DATA EXTRACT>
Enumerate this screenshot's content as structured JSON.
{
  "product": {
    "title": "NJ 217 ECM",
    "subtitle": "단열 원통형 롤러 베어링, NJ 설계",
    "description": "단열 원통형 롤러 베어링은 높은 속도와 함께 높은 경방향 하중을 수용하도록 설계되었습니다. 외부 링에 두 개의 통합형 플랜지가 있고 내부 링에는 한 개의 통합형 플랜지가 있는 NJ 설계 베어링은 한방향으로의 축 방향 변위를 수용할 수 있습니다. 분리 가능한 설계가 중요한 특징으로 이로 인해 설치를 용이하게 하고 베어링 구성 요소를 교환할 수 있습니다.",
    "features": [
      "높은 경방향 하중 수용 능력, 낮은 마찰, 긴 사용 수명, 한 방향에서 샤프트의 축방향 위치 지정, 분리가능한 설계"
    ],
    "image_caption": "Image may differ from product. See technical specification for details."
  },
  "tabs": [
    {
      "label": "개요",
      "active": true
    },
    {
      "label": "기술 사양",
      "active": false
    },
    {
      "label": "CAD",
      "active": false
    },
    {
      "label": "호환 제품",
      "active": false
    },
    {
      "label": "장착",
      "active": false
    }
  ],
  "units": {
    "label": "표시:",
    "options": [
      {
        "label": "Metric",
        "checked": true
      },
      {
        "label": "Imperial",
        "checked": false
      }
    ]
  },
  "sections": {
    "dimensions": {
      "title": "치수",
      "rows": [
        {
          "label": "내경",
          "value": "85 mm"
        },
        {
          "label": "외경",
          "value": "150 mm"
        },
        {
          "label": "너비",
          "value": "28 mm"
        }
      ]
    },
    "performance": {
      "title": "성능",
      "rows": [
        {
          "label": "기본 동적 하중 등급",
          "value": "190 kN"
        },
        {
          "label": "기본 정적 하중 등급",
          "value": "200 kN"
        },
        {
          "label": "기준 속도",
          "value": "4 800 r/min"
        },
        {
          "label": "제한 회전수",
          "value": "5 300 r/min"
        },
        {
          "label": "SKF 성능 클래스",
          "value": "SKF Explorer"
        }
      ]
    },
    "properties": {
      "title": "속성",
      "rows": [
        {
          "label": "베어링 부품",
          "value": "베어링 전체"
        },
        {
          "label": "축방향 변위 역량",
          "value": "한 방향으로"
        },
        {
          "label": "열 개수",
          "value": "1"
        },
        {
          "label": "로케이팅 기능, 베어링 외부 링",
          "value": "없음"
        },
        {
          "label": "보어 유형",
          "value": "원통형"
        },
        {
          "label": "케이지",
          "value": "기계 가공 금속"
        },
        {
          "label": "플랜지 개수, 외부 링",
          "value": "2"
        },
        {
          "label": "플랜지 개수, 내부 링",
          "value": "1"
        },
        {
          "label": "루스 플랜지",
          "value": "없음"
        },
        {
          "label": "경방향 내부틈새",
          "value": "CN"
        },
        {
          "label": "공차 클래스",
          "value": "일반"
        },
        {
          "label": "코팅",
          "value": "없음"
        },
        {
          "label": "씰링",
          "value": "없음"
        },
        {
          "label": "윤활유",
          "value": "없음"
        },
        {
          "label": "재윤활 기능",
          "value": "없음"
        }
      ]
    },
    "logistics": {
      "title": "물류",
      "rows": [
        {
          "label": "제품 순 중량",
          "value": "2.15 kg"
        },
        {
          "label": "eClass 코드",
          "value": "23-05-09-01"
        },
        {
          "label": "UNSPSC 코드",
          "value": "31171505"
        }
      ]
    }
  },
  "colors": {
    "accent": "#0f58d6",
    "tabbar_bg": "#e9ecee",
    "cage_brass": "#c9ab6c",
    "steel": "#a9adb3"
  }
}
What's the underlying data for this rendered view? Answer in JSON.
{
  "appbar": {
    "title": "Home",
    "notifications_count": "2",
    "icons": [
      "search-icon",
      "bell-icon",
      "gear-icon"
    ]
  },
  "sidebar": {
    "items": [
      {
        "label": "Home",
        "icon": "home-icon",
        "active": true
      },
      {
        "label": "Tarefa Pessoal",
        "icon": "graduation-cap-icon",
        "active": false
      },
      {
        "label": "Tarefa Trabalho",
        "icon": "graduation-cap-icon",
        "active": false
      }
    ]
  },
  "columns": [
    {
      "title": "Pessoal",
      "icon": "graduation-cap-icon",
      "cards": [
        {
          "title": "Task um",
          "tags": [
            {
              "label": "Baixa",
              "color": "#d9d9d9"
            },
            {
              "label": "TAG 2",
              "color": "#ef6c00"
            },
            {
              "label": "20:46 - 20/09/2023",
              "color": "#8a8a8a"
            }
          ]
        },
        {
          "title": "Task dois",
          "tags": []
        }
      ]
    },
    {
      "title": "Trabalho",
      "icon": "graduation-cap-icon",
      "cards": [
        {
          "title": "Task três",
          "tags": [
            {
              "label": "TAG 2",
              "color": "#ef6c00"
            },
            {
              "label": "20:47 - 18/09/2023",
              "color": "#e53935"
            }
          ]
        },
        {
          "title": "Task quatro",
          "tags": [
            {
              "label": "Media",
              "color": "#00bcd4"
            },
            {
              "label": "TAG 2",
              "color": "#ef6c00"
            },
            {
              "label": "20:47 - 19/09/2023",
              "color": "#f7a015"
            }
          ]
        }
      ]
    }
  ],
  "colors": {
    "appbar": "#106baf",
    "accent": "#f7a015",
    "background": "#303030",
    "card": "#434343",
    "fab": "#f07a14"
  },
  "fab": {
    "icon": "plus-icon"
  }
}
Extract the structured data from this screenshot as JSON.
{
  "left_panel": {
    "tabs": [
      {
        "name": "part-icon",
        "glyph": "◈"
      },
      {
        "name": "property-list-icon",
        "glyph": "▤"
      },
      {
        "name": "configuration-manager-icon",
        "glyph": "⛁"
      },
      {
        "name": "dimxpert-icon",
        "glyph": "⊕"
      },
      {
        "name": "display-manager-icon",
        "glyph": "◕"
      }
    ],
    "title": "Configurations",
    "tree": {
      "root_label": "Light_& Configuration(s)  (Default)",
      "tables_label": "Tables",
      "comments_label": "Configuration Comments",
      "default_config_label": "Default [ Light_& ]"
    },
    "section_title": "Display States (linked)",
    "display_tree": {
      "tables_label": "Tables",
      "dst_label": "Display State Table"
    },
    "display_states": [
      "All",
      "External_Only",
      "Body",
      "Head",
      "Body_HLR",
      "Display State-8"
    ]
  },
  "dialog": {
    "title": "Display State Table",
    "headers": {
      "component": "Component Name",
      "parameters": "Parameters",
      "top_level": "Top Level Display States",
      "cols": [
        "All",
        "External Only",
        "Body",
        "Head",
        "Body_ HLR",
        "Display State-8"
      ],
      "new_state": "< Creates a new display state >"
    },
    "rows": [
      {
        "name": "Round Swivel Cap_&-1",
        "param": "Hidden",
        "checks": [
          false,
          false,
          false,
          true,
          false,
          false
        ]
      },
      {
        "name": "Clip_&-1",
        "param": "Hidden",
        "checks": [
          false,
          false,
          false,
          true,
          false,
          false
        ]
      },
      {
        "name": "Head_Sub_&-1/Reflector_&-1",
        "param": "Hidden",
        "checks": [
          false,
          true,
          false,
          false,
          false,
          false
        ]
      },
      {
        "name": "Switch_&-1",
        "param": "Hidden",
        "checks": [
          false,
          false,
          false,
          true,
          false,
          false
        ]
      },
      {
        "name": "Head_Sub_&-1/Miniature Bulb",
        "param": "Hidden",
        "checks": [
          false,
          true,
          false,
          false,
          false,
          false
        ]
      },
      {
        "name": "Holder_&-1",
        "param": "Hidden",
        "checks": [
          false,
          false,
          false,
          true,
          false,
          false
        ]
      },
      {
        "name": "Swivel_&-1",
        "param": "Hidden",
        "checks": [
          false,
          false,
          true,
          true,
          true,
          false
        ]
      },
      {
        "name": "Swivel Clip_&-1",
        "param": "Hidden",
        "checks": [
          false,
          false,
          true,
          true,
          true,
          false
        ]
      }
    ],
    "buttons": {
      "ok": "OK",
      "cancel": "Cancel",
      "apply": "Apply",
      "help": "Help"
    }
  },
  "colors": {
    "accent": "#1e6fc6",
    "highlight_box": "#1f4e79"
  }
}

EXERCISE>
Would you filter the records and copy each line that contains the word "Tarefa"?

SOLUTION>
        "label": "Tarefa Pessoal",
        "label": "Tarefa Trabalho",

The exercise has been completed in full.